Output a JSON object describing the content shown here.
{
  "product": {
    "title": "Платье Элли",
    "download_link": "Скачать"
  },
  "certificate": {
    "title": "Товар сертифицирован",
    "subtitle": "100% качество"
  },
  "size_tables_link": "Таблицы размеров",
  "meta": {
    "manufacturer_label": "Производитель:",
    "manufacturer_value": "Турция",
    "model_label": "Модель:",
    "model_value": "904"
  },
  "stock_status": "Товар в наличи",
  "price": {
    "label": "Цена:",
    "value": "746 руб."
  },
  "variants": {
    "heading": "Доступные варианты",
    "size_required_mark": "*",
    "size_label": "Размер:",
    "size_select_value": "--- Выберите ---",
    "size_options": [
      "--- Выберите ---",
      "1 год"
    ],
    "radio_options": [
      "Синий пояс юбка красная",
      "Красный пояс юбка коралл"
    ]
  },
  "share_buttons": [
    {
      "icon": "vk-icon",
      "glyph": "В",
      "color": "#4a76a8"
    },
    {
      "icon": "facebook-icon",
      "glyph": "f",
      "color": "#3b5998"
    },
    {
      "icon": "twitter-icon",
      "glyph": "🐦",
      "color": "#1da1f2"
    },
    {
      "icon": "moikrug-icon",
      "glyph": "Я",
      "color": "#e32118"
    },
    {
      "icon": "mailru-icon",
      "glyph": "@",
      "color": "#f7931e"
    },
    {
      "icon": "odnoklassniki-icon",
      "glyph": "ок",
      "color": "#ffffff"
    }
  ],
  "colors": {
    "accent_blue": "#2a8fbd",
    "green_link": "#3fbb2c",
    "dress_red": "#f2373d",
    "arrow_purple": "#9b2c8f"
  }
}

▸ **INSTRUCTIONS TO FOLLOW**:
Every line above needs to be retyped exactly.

▸ **ANSWER BOX**:
Output a JSON object describing the content shown here.
{
  "product": {
    "title": "Платье Элли",
    "download_link": "Скачать"
  },
  "certificate": {
    "title": "Товар сертифицирован",
    "subtitle": "100% качество"
  },
  "size_tables_link": "Таблицы размеров",
  "meta": {
    "manufacturer_label": "Производитель:",
    "manufacturer_value": "Турция",
    "model_label": "Модель:",
    "model_value": "904"
  },
  "stock_status": "Товар в наличи",
  "price": {
    "label": "Цена:",
    "value": "746 руб."
  },
  "variants": {
    "heading": "Доступные варианты",
    "size_required_mark": "*",
    "size_label": "Размер:",
    "size_select_value": "--- Выберите ---",
    "size_options": [
      "--- Выберите ---",
      "1 год"
    ],
    "radio_options": [
      "Синий пояс юбка красная",
      "Красный пояс юбка коралл"
    ]
  },
  "share_buttons": [
    {
      "icon": "vk-icon",
      "glyph": "В",
      "color": "#4a76a8"
    },
    {
      "icon": "facebook-icon",
      "glyph": "f",
      "color": "#3b5998"
    },
    {
      "icon": "twitter-icon",
      "glyph": "🐦",
      "color": "#1da1f2"
    },
    {
      "icon": "moikrug-icon",
      "glyph": "Я",
      "color": "#e32118"
    },
    {
      "icon": "mailru-icon",
      "glyph": "@",
      "color": "#f7931e"
    },
    {
      "icon": "odnoklassniki-icon",
      "glyph": "ок",
      "color": "#ffffff"
    }
  ],
  "colors": {
    "accent_blue": "#2a8fbd",
    "green_link": "#3fbb2c",
    "dress_red": "#f2373d",
    "arrow_purple": "#9b2c8f"
  }
}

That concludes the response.